> [What the task requires]: Please restate the listing below in full, word for word.

> [Data provided]:
----------

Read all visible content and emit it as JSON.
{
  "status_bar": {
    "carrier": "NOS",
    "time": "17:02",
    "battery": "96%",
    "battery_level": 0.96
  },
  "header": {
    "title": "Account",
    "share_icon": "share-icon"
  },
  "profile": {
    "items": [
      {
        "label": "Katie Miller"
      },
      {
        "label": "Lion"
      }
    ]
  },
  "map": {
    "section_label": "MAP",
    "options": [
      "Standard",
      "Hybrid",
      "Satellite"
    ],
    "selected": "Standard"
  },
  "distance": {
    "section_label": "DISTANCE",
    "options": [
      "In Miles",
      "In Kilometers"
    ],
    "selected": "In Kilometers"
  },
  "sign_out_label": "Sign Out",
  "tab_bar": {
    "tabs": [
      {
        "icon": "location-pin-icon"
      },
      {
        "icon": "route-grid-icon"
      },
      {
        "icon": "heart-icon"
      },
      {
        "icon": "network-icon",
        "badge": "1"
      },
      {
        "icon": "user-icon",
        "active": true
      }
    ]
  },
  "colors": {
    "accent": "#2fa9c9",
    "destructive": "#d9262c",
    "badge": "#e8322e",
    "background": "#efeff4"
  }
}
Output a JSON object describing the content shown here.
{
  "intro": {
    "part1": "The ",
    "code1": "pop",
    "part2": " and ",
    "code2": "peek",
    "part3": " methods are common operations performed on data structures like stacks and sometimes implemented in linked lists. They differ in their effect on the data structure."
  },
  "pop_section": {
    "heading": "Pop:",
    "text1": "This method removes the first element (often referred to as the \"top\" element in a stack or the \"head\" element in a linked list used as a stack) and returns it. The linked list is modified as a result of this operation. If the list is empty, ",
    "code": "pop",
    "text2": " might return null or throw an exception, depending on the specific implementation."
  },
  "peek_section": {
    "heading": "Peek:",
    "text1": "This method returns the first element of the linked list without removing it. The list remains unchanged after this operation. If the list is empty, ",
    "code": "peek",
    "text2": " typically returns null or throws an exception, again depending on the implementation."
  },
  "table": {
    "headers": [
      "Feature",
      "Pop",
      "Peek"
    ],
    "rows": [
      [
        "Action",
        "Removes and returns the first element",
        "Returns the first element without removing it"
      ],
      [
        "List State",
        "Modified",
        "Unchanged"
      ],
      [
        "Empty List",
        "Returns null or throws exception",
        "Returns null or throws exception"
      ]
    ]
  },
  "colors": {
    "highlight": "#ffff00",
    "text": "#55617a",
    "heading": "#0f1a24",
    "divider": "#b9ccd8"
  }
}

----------

> [Result for this exercise]:
Read all visible content and emit it as JSON.
{
  "status_bar": {
    "carrier": "NOS",
    "time": "17:02",
    "battery": "96%",
    "battery_level": 0.96
  },
  "header": {
    "title": "Account",
    "share_icon": "share-icon"
  },
  "profile": {
    "items": [
      {
        "label": "Katie Miller"
      },
      {
        "label": "Lion"
      }
    ]
  },
  "map": {
    "section_label": "MAP",
    "options": [
      "Standard",
      "Hybrid",
      "Satellite"
    ],
    "selected": "Standard"
  },
  "distance": {
    "section_label": "DISTANCE",
    "options": [
      "In Miles",
      "In Kilometers"
    ],
    "selected": "In Kilometers"
  },
  "sign_out_label": "Sign Out",
  "tab_bar": {
    "tabs": [
      {
        "icon": "location-pin-icon"
      },
      {
        "icon": "route-grid-icon"
      },
      {
        "icon": "heart-icon"
      },
      {
        "icon": "network-icon",
        "badge": "1"
      },
      {
        "icon": "user-icon",
        "active": true
      }
    ]
  },
  "colors": {
    "accent": "#2fa9c9",
    "destructive": "#d9262c",
    "badge": "#e8322e",
    "background": "#efeff4"
  }
}
Output a JSON object describing the content shown here.
{
  "intro": {
    "part1": "The ",
    "code1": "pop",
    "part2": " and ",
    "code2": "peek",
    "part3": " methods are common operations performed on data structures like stacks and sometimes implemented in linked lists. They differ in their effect on the data structure."
  },
  "pop_section": {
    "heading": "Pop:",
    "text1": "This method removes the first element (often referred to as the \"top\" element in a stack or the \"head\" element in a linked list used as a stack) and returns it. The linked list is modified as a result of this operation. If the list is empty, ",
    "code": "pop",
    "text2": " might return null or throw an exception, depending on the specific implementation."
  },
  "peek_section": {
    "heading": "Peek:",
    "text1": "This method returns the first element of the linked list without removing it. The list remains unchanged after this operation. If the list is empty, ",
    "code": "peek",
    "text2": " typically returns null or throws an exception, again depending on the implementation."
  },
  "table": {
    "headers": [
      "Feature",
      "Pop",
      "Peek"
    ],
    "rows": [
      [
        "Action",
        "Removes and returns the first element",
        "Returns the first element without removing it"
      ],
      [
        "List State",
        "Modified",
        "Unchanged"
      ],
      [
        "Empty List",
        "Returns null or throws exception",
        "Returns null or throws exception"
      ]
    ]
  },
  "colors": {
    "highlight": "#ffff00",
    "text": "#55617a",
    "heading": "#0f1a24",
    "divider": "#b9ccd8"
  }
}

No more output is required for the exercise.